## Directions for this task
Once you know how many lines below hold "data", reply with that number and add nothing.

## Records for this exercise
---+---

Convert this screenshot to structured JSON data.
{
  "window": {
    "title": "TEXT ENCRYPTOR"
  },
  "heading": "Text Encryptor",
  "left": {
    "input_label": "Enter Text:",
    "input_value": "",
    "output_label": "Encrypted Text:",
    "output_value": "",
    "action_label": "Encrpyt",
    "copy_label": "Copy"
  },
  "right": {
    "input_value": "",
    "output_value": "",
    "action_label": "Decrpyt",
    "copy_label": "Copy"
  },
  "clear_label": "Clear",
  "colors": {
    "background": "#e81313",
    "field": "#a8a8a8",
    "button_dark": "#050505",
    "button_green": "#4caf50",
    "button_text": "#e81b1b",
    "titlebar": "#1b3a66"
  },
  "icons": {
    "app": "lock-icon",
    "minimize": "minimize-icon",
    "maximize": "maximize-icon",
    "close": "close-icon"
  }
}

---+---

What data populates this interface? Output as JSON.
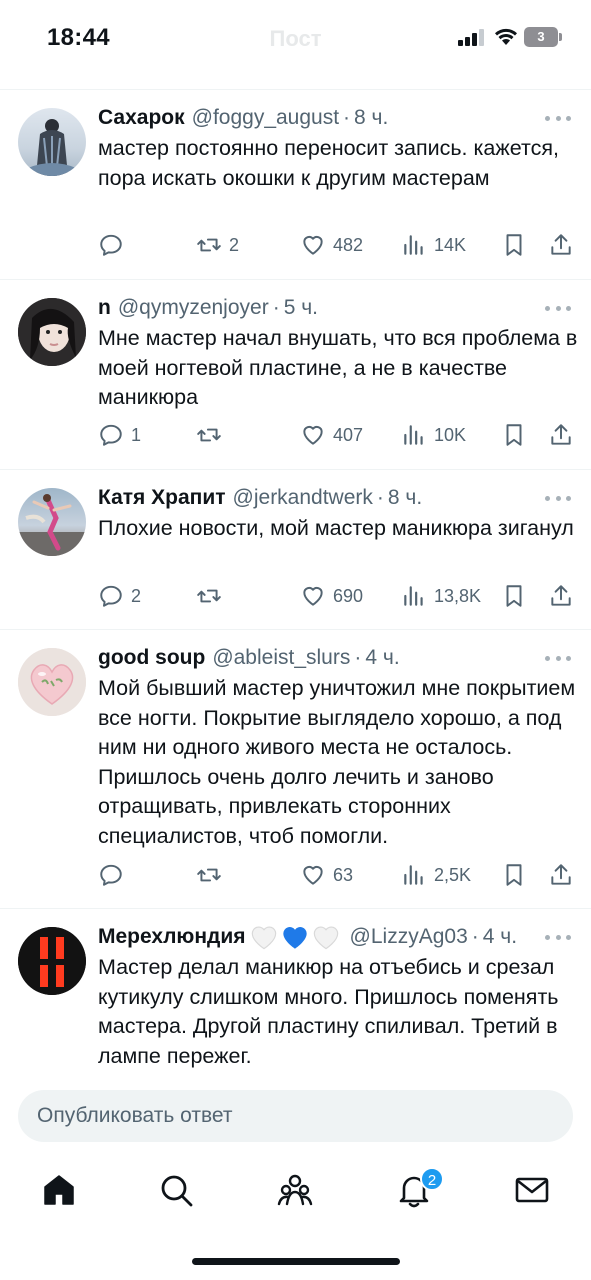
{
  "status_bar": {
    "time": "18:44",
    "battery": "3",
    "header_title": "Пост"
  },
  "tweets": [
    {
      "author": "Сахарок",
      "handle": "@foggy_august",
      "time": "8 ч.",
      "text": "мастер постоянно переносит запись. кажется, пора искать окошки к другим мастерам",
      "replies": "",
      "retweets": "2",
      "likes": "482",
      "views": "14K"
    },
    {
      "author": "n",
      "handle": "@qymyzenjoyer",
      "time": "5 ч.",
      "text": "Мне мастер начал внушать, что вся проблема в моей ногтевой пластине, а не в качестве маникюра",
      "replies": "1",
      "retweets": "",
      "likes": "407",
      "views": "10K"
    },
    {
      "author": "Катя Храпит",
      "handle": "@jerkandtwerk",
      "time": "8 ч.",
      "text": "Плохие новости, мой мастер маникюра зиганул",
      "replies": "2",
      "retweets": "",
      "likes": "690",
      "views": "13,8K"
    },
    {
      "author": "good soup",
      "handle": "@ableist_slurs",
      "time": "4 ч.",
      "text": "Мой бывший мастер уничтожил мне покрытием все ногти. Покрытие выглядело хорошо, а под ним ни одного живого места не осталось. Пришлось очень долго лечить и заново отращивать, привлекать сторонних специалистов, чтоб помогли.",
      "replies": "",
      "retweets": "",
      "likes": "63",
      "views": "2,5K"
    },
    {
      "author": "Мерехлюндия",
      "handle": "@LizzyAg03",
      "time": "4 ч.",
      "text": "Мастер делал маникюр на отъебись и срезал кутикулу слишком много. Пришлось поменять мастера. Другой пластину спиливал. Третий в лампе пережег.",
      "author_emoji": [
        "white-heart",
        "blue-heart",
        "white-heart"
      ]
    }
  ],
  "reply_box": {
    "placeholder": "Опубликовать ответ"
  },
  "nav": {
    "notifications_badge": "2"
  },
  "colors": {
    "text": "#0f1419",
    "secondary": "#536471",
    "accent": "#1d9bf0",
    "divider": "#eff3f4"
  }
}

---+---

## Answer to this problem
2